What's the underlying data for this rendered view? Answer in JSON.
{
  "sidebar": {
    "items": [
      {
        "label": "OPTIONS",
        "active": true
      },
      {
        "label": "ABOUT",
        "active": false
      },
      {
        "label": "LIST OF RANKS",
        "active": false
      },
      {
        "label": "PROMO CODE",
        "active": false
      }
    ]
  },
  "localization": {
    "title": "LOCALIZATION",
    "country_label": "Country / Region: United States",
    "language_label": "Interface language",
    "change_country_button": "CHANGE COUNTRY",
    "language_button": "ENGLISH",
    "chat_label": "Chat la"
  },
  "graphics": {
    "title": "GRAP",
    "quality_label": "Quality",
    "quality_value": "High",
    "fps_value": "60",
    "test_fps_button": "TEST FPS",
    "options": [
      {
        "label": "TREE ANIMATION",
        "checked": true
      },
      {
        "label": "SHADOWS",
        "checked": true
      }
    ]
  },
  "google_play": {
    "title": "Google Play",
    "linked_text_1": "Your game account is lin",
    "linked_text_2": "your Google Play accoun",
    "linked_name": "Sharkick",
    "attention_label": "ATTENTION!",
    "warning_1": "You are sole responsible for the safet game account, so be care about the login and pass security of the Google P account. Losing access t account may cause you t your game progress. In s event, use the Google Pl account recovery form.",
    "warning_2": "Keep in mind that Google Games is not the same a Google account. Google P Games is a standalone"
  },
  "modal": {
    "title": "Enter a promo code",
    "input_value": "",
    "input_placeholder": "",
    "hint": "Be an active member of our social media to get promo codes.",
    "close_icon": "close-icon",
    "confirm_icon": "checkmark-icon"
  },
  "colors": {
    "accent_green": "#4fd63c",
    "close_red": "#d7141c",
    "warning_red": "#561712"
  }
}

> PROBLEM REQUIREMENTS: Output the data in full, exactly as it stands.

> WRITTEN REPLY:
What's the underlying data for this rendered view? Answer in JSON.
{
  "sidebar": {
    "items": [
      {
        "label": "OPTIONS",
        "active": true
      },
      {
        "label": "ABOUT",
        "active": false
      },
      {
        "label": "LIST OF RANKS",
        "active": false
      },
      {
        "label": "PROMO CODE",
        "active": false
      }
    ]
  },
  "localization": {
    "title": "LOCALIZATION",
    "country_label": "Country / Region: United States",
    "language_label": "Interface language",
    "change_country_button": "CHANGE COUNTRY",
    "language_button": "ENGLISH",
    "chat_label": "Chat la"
  },
  "graphics": {
    "title": "GRAP",
    "quality_label": "Quality",
    "quality_value": "High",
    "fps_value": "60",
    "test_fps_button": "TEST FPS",
    "options": [
      {
        "label": "TREE ANIMATION",
        "checked": true
      },
      {
        "label": "SHADOWS",
        "checked": true
      }
    ]
  },
  "google_play": {
    "title": "Google Play",
    "linked_text_1": "Your game account is lin",
    "linked_text_2": "your Google Play accoun",
    "linked_name": "Sharkick",
    "attention_label": "ATTENTION!",
    "warning_1": "You are sole responsible for the safet game account, so be care about the login and pass security of the Google P account. Losing access t account may cause you t your game progress. In s event, use the Google Pl account recovery form.",
    "warning_2": "Keep in mind that Google Games is not the same a Google account. Google P Games is a standalone"
  },
  "modal": {
    "title": "Enter a promo code",
    "input_value": "",
    "input_placeholder": "",
    "hint": "Be an active member of our social media to get promo codes.",
    "close_icon": "close-icon",
    "confirm_icon": "checkmark-icon"
  },
  "colors": {
    "accent_green": "#4fd63c",
    "close_red": "#d7141c",
    "warning_red": "#561712"
  }
}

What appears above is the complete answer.